In August 1969 several British and Northern Ireland ministers – including prime ministers Harold Wilson and James Chichester-Clark – met in London to discuss security measures in light of the growing unrest in Northern Ireland. This communique provides an overview of their plans, including an increase in responsibilities for the British military and the gradual withdrawal of the controversial Special Constabulary:
“In a six-hour discussion the whole situation in Northern Ireland was reviewed. It was agreed that the GOC [General Officer Commanding] Northern Ireland will with immediate effect assume overall responsibility for security operations. He will continue to be responsible directly to the Ministry of Defence but will work in the closest cooperation with the Northern Ireland government and the Inspector-General of the Royal Ulster Constabulary. For all security operations the GOC will have full control of the deployment and tasks of the Royal Ulster Constabulary. For normal police duties outside the field of security the Royal Ulster Constabulary will remain answerable to the Inspector-General who will be responsible to the Northern Ireland Government.
The GOC will assume full command and control of the Ulster Special Constabulary for all purposes including their organisation, deployment, tasks and arms. Their employment by the Northern Ireland Government in riot and crowd control was always envisaged as a purely temporary measure.

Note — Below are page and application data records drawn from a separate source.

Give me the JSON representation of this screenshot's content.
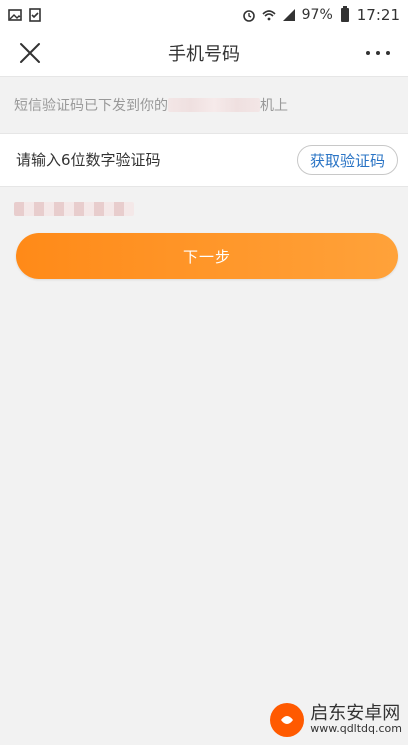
{
  "status_bar": {
    "battery": "97%",
    "time": "17:21",
    "icons": [
      "image-icon",
      "check-icon",
      "alarm-icon",
      "wifi-icon",
      "signal-icon",
      "battery-icon"
    ]
  },
  "nav": {
    "title": "手机号码",
    "close_icon": "close-icon",
    "more_icon": "more-icon"
  },
  "info": {
    "text_before": "短信验证码已下发到你的",
    "text_after": "机上"
  },
  "code_row": {
    "placeholder": "请输入6位数字验证码",
    "button_label": "获取验证码"
  },
  "next_button": {
    "label": "下一步"
  },
  "watermark": {
    "title": "启东安卓网",
    "subtitle": "www.qdltdq.com"
  },
  "colors": {
    "accent": "#ff8a18",
    "link": "#2a74c5"
  }
}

With the increased deployment of the Army and the assumption by the GOC of operational control of all the security forces, it will be possible for the Special Constabulary to be progressively and rapidly relieved of these temporary duties at his discretion, starting in the cities…
The Northern Ireland Ministers agreed that an appeal should be made to all members of the public to hand in unauthorised weapons under an amnesty. In order that British troops can be withdrawn from the internal security role at the earliest possible moment, the two governments will discuss as a matter of urgency the future of the civilian security services of Northern Ireland which will take over when the troops withdraw.
Major Chichester-Clark said that it was the intention of the Northern Ireland Government to set up forthwith an impartial investigation into the recent grave public disorders. Further details will be announced very shortly… The two governments agreed to a joint declaration on the principles which should govern their future actions. The Ministers agreed to meet again early in September.”